Today was wonderfully beautiful, in every sense of the word.

I took the long way to class today. All I needed was a t-shirt and a cardigan between my skin and the elements. My heavy winter boots were replaced with laced up Vans, my usual hugging jeans cuffed at the bottoms, letting my ankles breath.

It is 70 degrees in February. I can’t help but to feel happy. As the temperature elevates, so does my ambition and positive outlook. The smile of the sun beaming down on earth is contagious amongst its inhibiters. Everyone is out enjoying the weather and each other’s company.

I drove to the UD landscape design warehouse today to work on the Philadelphia Flower Show display. On my way to the warehouse, windows down, sunroof open, I noticed traffic was dense. How ironic, that I am witnessing the Greenhouse Effect as I am driving to the green house on our University grounds.

This is a satire.

I would love to say that I am fond of the weather outside today. I would love to say that heat makes me happier. After all, summer is my favorite season. However, this illusory connection of love and happiness associated with heat actually contradicts what our reactions, as humans — as occupants of this deteriorating earth — should be.

Now I am in a dark interrogation room. I feel heat. The source is from a lamp over my head beaming hauntingly on my face. THIS is how we should be viewing the change in climate. As a glooming spotlight, convicting us of our crimes, illuminating the need for action and urgency.

I think that we, as individuals, often feel insignificant. Certainly, when I hike up the Appalachian Trail, I always feel so small. When I swim in the Atlantic Ocean, I think about how easily I can be swallowed by its currents. I feel camouflaged in these beautiful, complex crescendos of the world.

As insignificant as we feel individually, as a school of fish we can really make an impact on the world. We see an example of this impact in its negative sense, being global warming, but it’s past due time to reverse this impact in a positive manner.
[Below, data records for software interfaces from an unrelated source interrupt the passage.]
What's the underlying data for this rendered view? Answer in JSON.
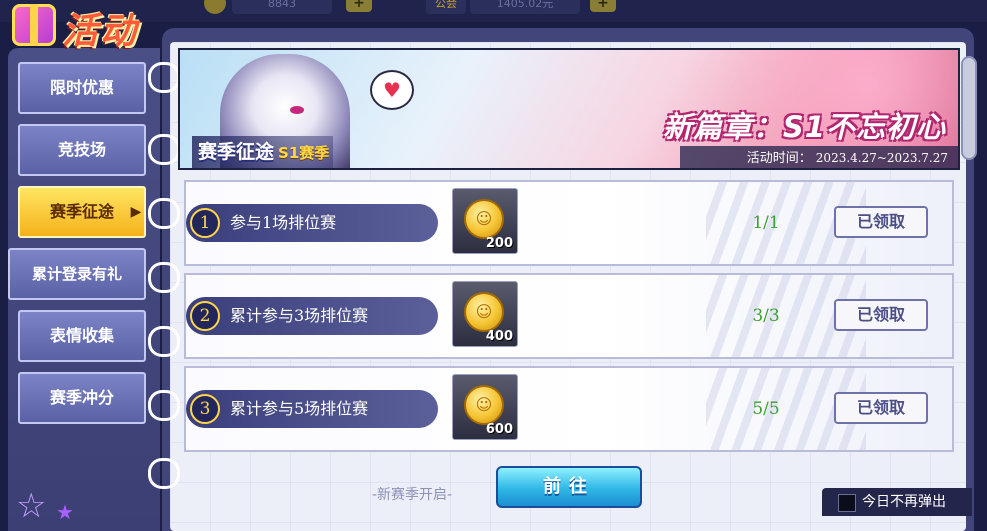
{
  "colors": {
    "accent_yellow": "#f5b21a",
    "progress_green": "#3aa12e",
    "panel_bg": "#42457a",
    "go_button": "#2fb7e6"
  },
  "topbar": {
    "currency1_value": "8843",
    "currency2_label": "公会",
    "currency2_value": "1405.02元"
  },
  "logo": {
    "title": "活动",
    "icon": "gift-box-icon"
  },
  "sidebar": {
    "tabs": [
      {
        "label": "限时优惠",
        "active": false
      },
      {
        "label": "竞技场",
        "active": false
      },
      {
        "label": "赛季征途",
        "active": true
      },
      {
        "label": "累计登录有礼",
        "active": false
      },
      {
        "label": "表情收集",
        "active": false
      },
      {
        "label": "赛季冲分",
        "active": false
      }
    ]
  },
  "banner": {
    "tag_main": "赛季征途",
    "tag_season": "S1赛季",
    "headline": "新篇章：S1不忘初心",
    "time_label": "活动时间：",
    "time_value": "2023.4.27~2023.7.27",
    "bubble_icon": "heart-icon"
  },
  "tasks": [
    {
      "num": "1",
      "label": "参与1场排位赛",
      "reward_amount": "200",
      "progress": "1/1",
      "button": "已领取"
    },
    {
      "num": "2",
      "label": "累计参与3场排位赛",
      "reward_amount": "400",
      "progress": "3/3",
      "button": "已领取"
    },
    {
      "num": "3",
      "label": "累计参与5场排位赛",
      "reward_amount": "600",
      "progress": "5/5",
      "button": "已领取"
    }
  ],
  "footer": {
    "season_hint": "-新赛季开启-",
    "go_button": "前往",
    "no_popup_label": "今日不再弹出"
  }
}
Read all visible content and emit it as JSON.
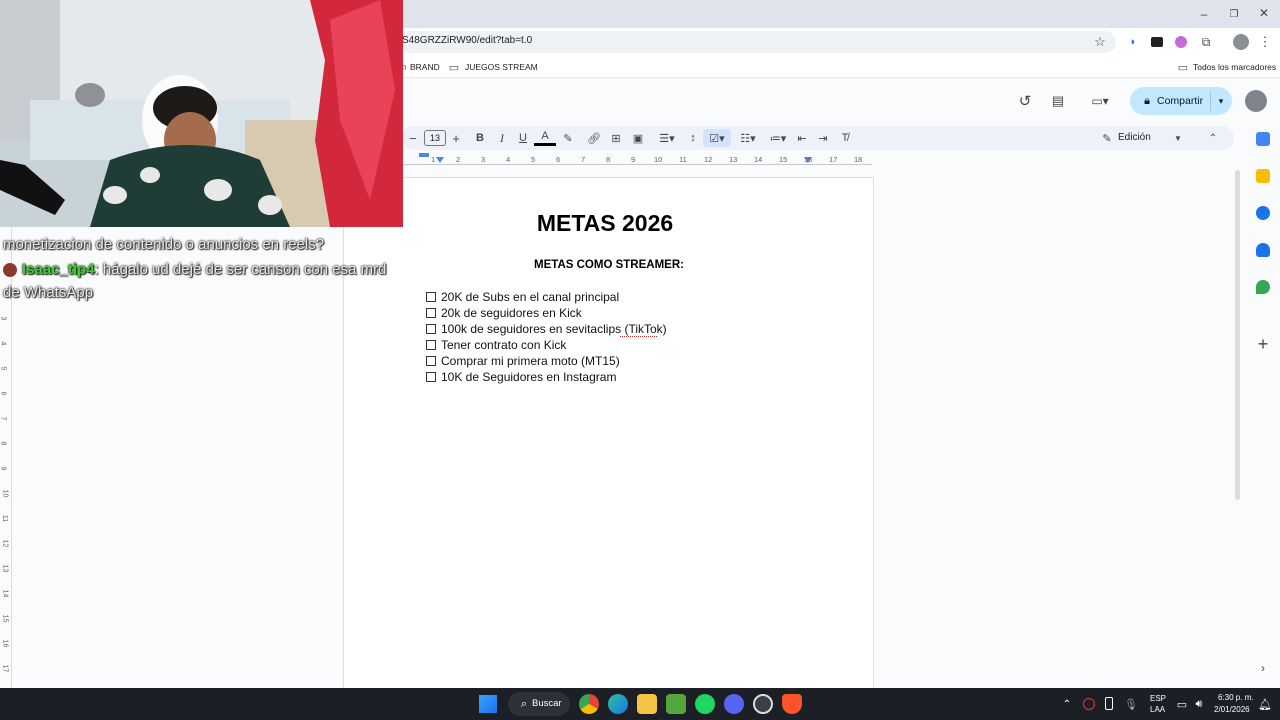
{
  "browser": {
    "url": "S48GRZZiRW90/edit?tab=t.0",
    "bookmarks": [
      "BRAND",
      "JUEGOS STREAM"
    ],
    "all_bookmarks_label": "Todos los marcadores"
  },
  "docs": {
    "share_label": "Compartir",
    "font_size": "13",
    "mode_label": "Edición"
  },
  "ruler": [
    "1",
    "2",
    "3",
    "4",
    "5",
    "6",
    "7",
    "8",
    "9",
    "10",
    "11",
    "12",
    "13",
    "14",
    "15",
    "16",
    "17",
    "18"
  ],
  "left_ruler": [
    "3",
    "4",
    "5",
    "6",
    "7",
    "8",
    "9",
    "10",
    "11",
    "12",
    "13",
    "14",
    "15",
    "16",
    "17"
  ],
  "document": {
    "title": "METAS 2026",
    "subtitle": "METAS COMO STREAMER:",
    "goals": [
      "20K de Subs en el canal principal",
      "20k de seguidores en Kick",
      "100k de seguidores en sevitaclips (TikTok)",
      "Tener contrato con Kick",
      "Comprar mi primera moto (MT15)",
      "10K de Seguidores en Instagram"
    ]
  },
  "chat": {
    "line1": "monetizacion de contenido o anuncios en reels?",
    "user": "Isaac_tip4",
    "message_part1": ": hágalo ud dejé de ser canson con esa mrd",
    "message_part2": "de WhatsApp"
  },
  "taskbar": {
    "search_label": "Buscar",
    "lang_top": "ESP",
    "lang_bottom": "LAA",
    "time": "6:30 p. m.",
    "date": "2/01/2026"
  },
  "colors": {
    "accent": "#c2e7ff",
    "chat_username": "#3bd12e",
    "spell_underline": "#d93025"
  }
}
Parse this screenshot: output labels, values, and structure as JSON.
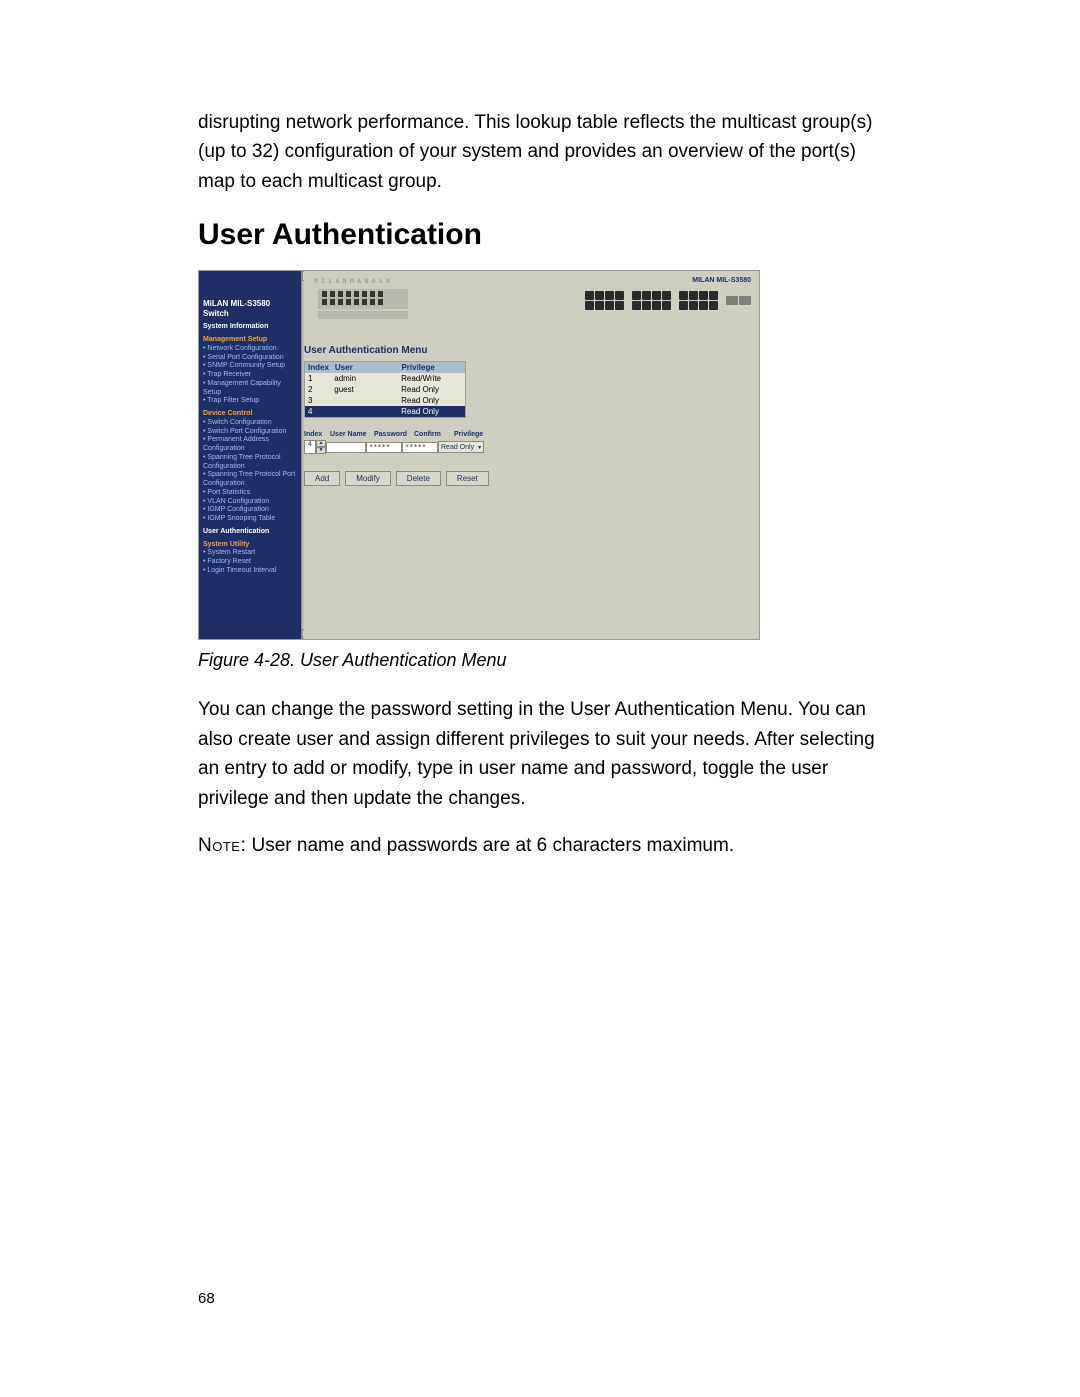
{
  "paragraph_top": "disrupting network performance.  This lookup table reflects the multicast group(s) (up to 32) configuration of your system and provides an overview of the port(s) map to each multicast group.",
  "section_heading": "User Authentication",
  "figure_caption": "Figure 4-28. User Authentication Menu",
  "paragraph_main": "You can change the password setting in the User Authentication Menu.  You can also create user and assign different privileges to suit your needs.  After selecting an entry to add or modify, type in user name and password, toggle the user privilege and then update the changes.",
  "note_label": "Note:",
  "note_text": "  User name and passwords are at 6 characters maximum.",
  "page_number": "68",
  "device_name": "MILAN MIL-S3580",
  "brand_header": "MILAN MIL-S3580",
  "sidebar": {
    "title_top": "MiLAN MIL-S3580 Switch",
    "sections": [
      {
        "label": "System Information",
        "cls": "sec"
      },
      {
        "label": "Management Setup",
        "cls": "sec orange"
      },
      {
        "label": "• Network Configuration",
        "cls": "item"
      },
      {
        "label": "• Serial Port Configuration",
        "cls": "item"
      },
      {
        "label": "• SNMP Community Setup",
        "cls": "item"
      },
      {
        "label": "• Trap Receiver",
        "cls": "item"
      },
      {
        "label": "• Management Capability Setup",
        "cls": "item"
      },
      {
        "label": "• Trap Filter Setup",
        "cls": "item"
      },
      {
        "label": "Device Control",
        "cls": "sec orange"
      },
      {
        "label": "• Switch Configuration",
        "cls": "item"
      },
      {
        "label": "• Switch Port Configuration",
        "cls": "item"
      },
      {
        "label": "• Permanent Address Configuration",
        "cls": "item"
      },
      {
        "label": "• Spanning Tree Protocol Configuration",
        "cls": "item"
      },
      {
        "label": "• Spanning Tree Protocol Port Configuration",
        "cls": "item"
      },
      {
        "label": "• Port Statistics",
        "cls": "item"
      },
      {
        "label": "• VLAN Configuration",
        "cls": "item"
      },
      {
        "label": "• IGMP Configuration",
        "cls": "item"
      },
      {
        "label": "• IGMP Snooping Table",
        "cls": "item"
      },
      {
        "label": "User Authentication",
        "cls": "sec active"
      },
      {
        "label": "System Utility",
        "cls": "sec orange"
      },
      {
        "label": "• System Restart",
        "cls": "item"
      },
      {
        "label": "• Factory Reset",
        "cls": "item"
      },
      {
        "label": "• Login Timeout Interval",
        "cls": "item"
      }
    ]
  },
  "menu": {
    "title": "User Authentication Menu",
    "table": {
      "header": {
        "c1": "Index",
        "c2": "User",
        "c3": "Privilege"
      },
      "rows": [
        {
          "c1": "1",
          "c2": "admin",
          "c3": "Read/Write"
        },
        {
          "c1": "2",
          "c2": "guest",
          "c3": "Read Only"
        },
        {
          "c1": "3",
          "c2": "",
          "c3": "Read Only"
        },
        {
          "c1": "4",
          "c2": "",
          "c3": "Read Only",
          "sel": true
        }
      ]
    },
    "edit": {
      "labels": {
        "l1": "Index",
        "l2": "User Name",
        "l3": "Password",
        "l4": "Confirm",
        "l5": "Privilege"
      },
      "index_value": "4",
      "username_value": "",
      "password_value": "*****",
      "confirm_value": "*****",
      "privilege_value": "Read Only"
    },
    "buttons": {
      "b1": "Add",
      "b2": "Modify",
      "b3": "Delete",
      "b4": "Reset"
    }
  }
}
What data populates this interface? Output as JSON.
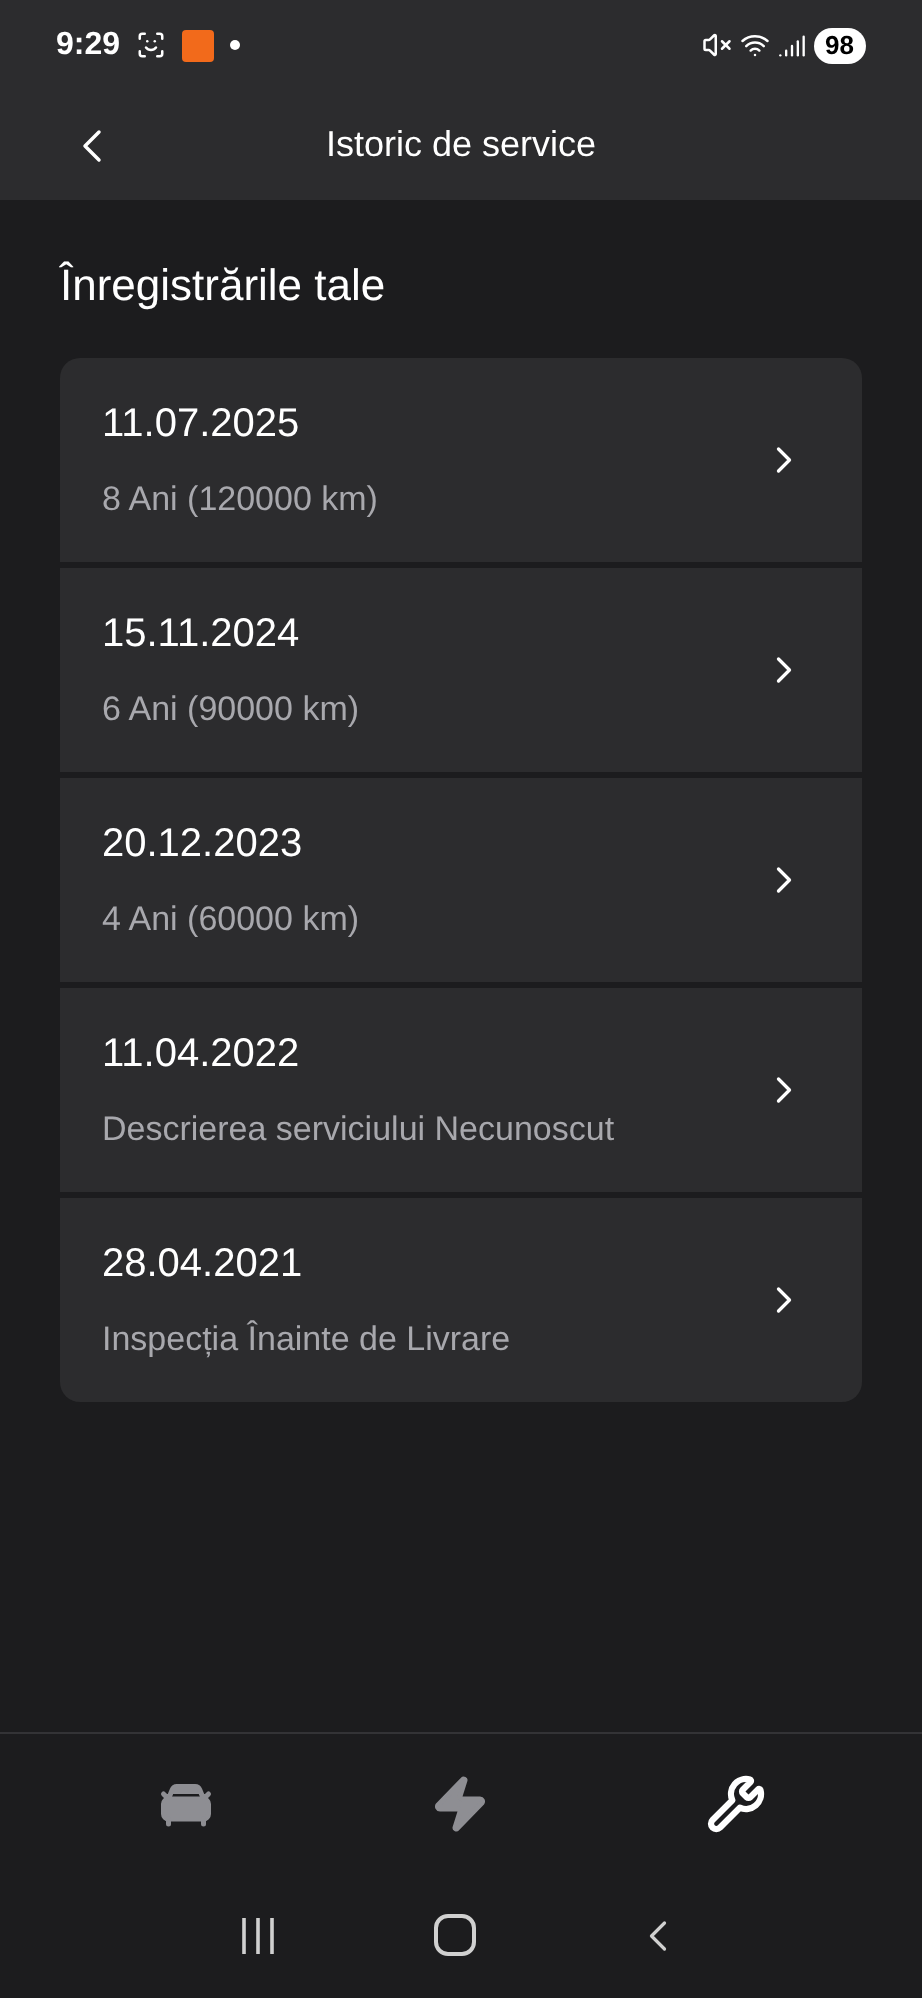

How? By committing simple, easy changes to our everyday lifestyle. We can reduce our individual usage of fossil fuels, thus decreasing greenhouse gasses in the atmosphere. We can plant trees, which produces carbon dioxide and slows global warming. We can reduce waste, recycle, carpool, and conserve water. These tasks are so simple!

It’s time that we stop treating a 70-degree February day as a gift, and instead start treating it as the call to action that it truly is. We are significant, and, hand-in-hand, we can make a difference.